Richland College Offers Career Programs to Fit You
by Alicia Wanek
Dallas’ “best kept secret” may not be a restaurant gem or a trendy boutique but instead an innovative approach to career and technical education, right in our own backyard.
Whether you want to refresh your skills for the job you already have (we all know how quickly technical advancements are being made in every field), refocus your efforts to train for a more specialized career in your current field, or restart on a new career path altogether, you’ll likely find beneficial career training in one of Richland’s technical degree or certificate programs.

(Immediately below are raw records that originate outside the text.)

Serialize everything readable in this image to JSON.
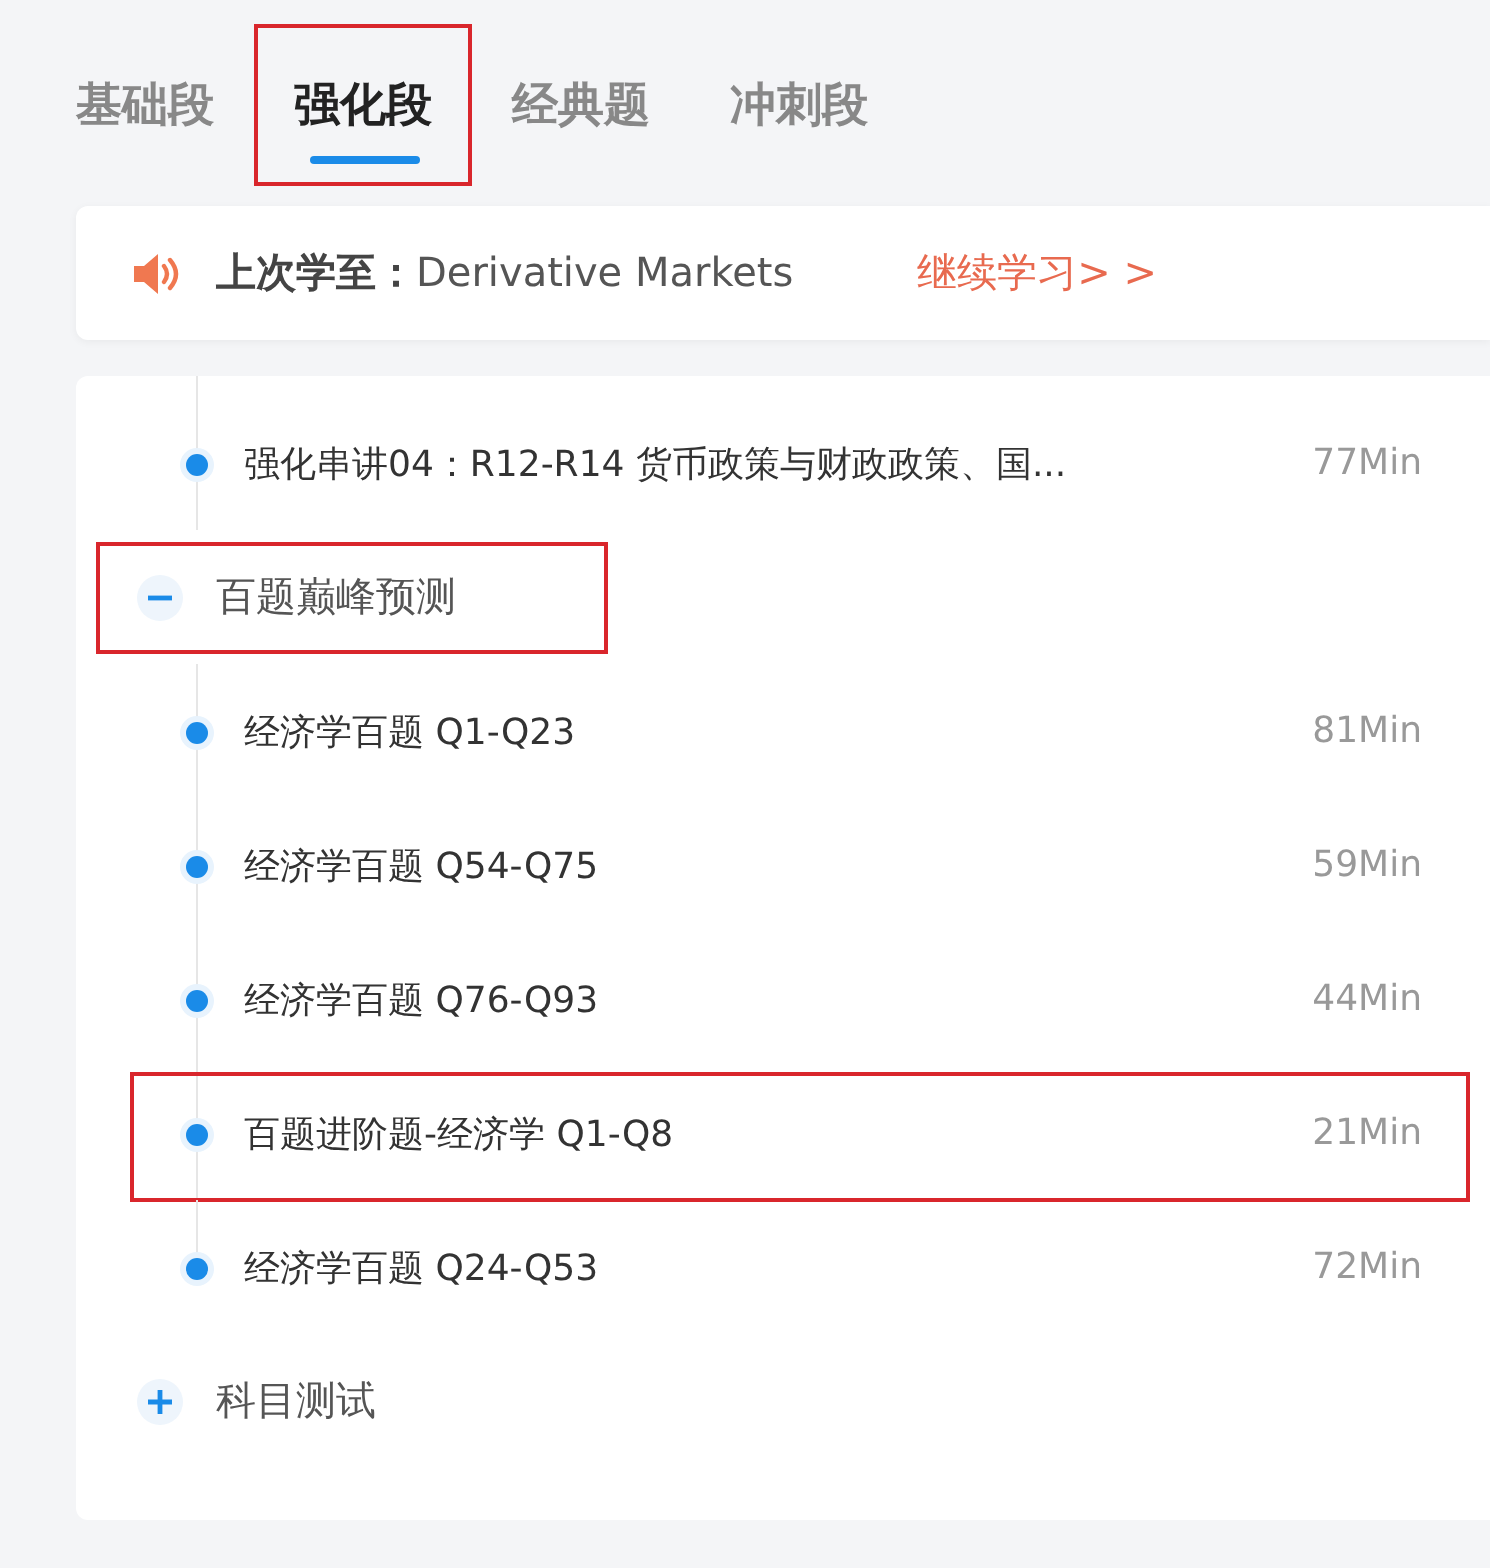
{
  "tabs": [
    {
      "label": "基础段",
      "selected": false,
      "highlighted": false
    },
    {
      "label": "强化段",
      "selected": true,
      "highlighted": true
    },
    {
      "label": "经典题",
      "selected": false,
      "highlighted": false
    },
    {
      "label": "冲刺段",
      "selected": false,
      "highlighted": false
    }
  ],
  "resume": {
    "text": "**上次学至：**Derivative Markets",
    "link": "继续学习> >"
  },
  "outline": [
    {
      "kind": "lesson",
      "title": "强化串讲04：R12-R14 货币政策与财政政策、国...",
      "duration": "77Min",
      "highlighted": false
    },
    {
      "kind": "group",
      "title": "百题巅峰预测",
      "expanded": true,
      "highlighted": true,
      "children": [
        {
          "kind": "lesson",
          "title": "经济学百题 Q1-Q23",
          "duration": "81Min",
          "highlighted": false
        },
        {
          "kind": "lesson",
          "title": "经济学百题 Q54-Q75",
          "duration": "59Min",
          "highlighted": false
        },
        {
          "kind": "lesson",
          "title": "经济学百题 Q76-Q93",
          "duration": "44Min",
          "highlighted": false
        },
        {
          "kind": "lesson",
          "title": "百题进阶题-经济学 Q1-Q8",
          "duration": "21Min",
          "highlighted": true
        },
        {
          "kind": "lesson",
          "title": "经济学百题 Q24-Q53",
          "duration": "72Min",
          "highlighted": false
        }
      ]
    },
    {
      "kind": "group",
      "title": "科目测试",
      "expanded": false,
      "highlighted": false
    }
  ]
}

Students in one of four clusters – business, computers, health professions, or engineering and manufacturing – are benefiting from a new approach to the way classes are structured to prepare them for the real world with very specialized training in everything from digital forensics, management, and pharmacy technician to accounting, and, for some, it will help them move on to a four-year university. These Associate of Applied Science programs are structured in terms of what Rose Galloway, Richland Associate Vice President calls “stackable credits.” For example, a student in engineering technology can work toward certificates in computer-aided design, electronics technology, and manufacturing on their way to earning their AAS. Rose says these “meta-majors” help to establish pathways that ensure students are taking the right courses to prepare them for their career. “We were finding that many students were getting to four-year universities with up to 20 credit hours they didn’t need.” This approach prevents that from happening.

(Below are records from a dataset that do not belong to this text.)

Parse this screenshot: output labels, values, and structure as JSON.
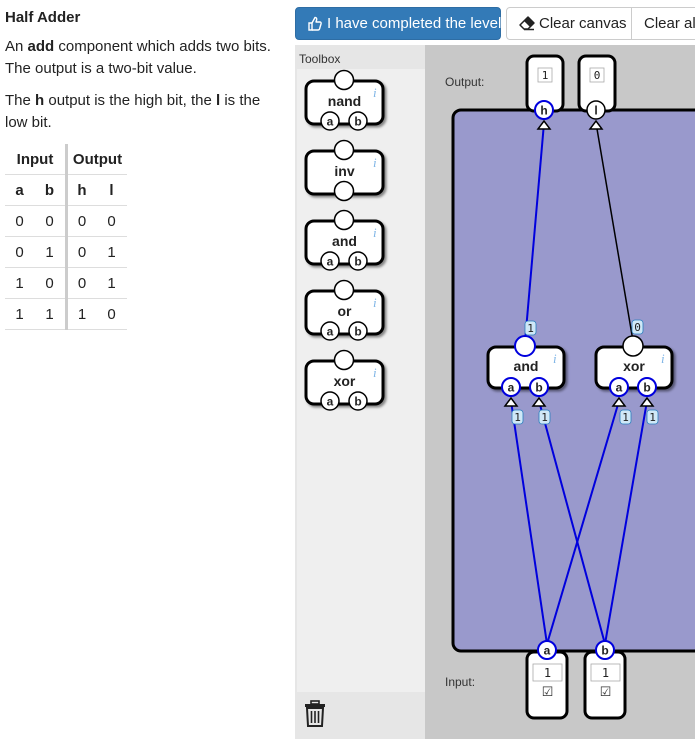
{
  "level": {
    "title": "Half Adder",
    "p1_pre": "An ",
    "p1_bold": "add",
    "p1_post": " component which adds two bits. The output is a two-bit value.",
    "p2_pre": "The ",
    "p2_bold1": "h",
    "p2_mid": " output is the high bit, the ",
    "p2_bold2": "l",
    "p2_post": " is the low bit."
  },
  "truth_table": {
    "group_input": "Input",
    "group_output": "Output",
    "columns": [
      "a",
      "b",
      "h",
      "l"
    ],
    "rows": [
      [
        "0",
        "0",
        "0",
        "0"
      ],
      [
        "0",
        "1",
        "0",
        "1"
      ],
      [
        "1",
        "0",
        "0",
        "1"
      ],
      [
        "1",
        "1",
        "1",
        "0"
      ]
    ]
  },
  "buttons": {
    "complete": "I have completed the level",
    "clear_canvas": "Clear canvas",
    "clear_all": "Clear all"
  },
  "toolbox": {
    "title": "Toolbox",
    "items": [
      "nand",
      "inv",
      "and",
      "or",
      "xor"
    ],
    "pin_a": "a",
    "pin_b": "b",
    "info": "i"
  },
  "canvas": {
    "output_label": "Output:",
    "input_label": "Input:",
    "outputs": [
      {
        "name": "h",
        "value": "1"
      },
      {
        "name": "l",
        "value": "0"
      }
    ],
    "inputs": [
      {
        "name": "a",
        "value": "1",
        "checkbox": "☑"
      },
      {
        "name": "b",
        "value": "1",
        "checkbox": "☑"
      }
    ],
    "gates": [
      {
        "name": "and",
        "out_value": "1",
        "in_a_value": "1",
        "in_b_value": "1"
      },
      {
        "name": "xor",
        "out_value": "0",
        "in_a_value": "1",
        "in_b_value": "1"
      }
    ],
    "pin_a": "a",
    "pin_b": "b"
  },
  "colors": {
    "primary": "#337ab7",
    "canvas_bg": "#c8c8c8",
    "board": "#9999cc",
    "wire_active": "#0000dd",
    "wire_inactive": "#000000",
    "value_badge": "#cfe8f7"
  },
  "icons": {
    "complete": "thumbs-up-icon",
    "clear": "eraser-icon",
    "trash": "trash-icon",
    "info": "info-icon"
  }
}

The program is getting the attention of local industry. For example, The TEAM Center (Technology Engineering and Advanced Manufacturing), through funding by Texas Instruments and a TAACCCT grant (Trade Adjustment Assistance Community College Career Training) has been able to renovate almost an entire floor of one building to establish state-of-the-art facilities in manufacturing and robotics. Student Monica Lee appreciates the hands-on experience she’s getting. “It really lets you know how manufacturing is done. Even if you go in to an area like design, you know how to operate the machinery so you can plan a job and all that goes into it to meet customer’s needs.” Brian Fleming, Faculty and Manufacturing Coordinator says, “It’s one thing to create something on the computer and another to see and participate in manufacturing it.”
Ultimately, the goal is to get the training for the career of your dreams. Richland instructors suggest, “Many of our graduates experience tremendous opportunities for growth, advancement, and higher incomes…” after completing their AAS degree. One recent program graduate said, “Enrolling in Richland’s Management Program was a great experience for me. I gained a wealth of knowledge that helped me to earn a promotion on my job.” The countless student success stories are a testament to the quality of the education and the instructors in all the programs.
It doesn’t sound like these educational opportunities will stay a “best kept secret” much longer.
For more information on Richland’s career and technical education, contact Rose Galloway at firstname.lastname@example.org.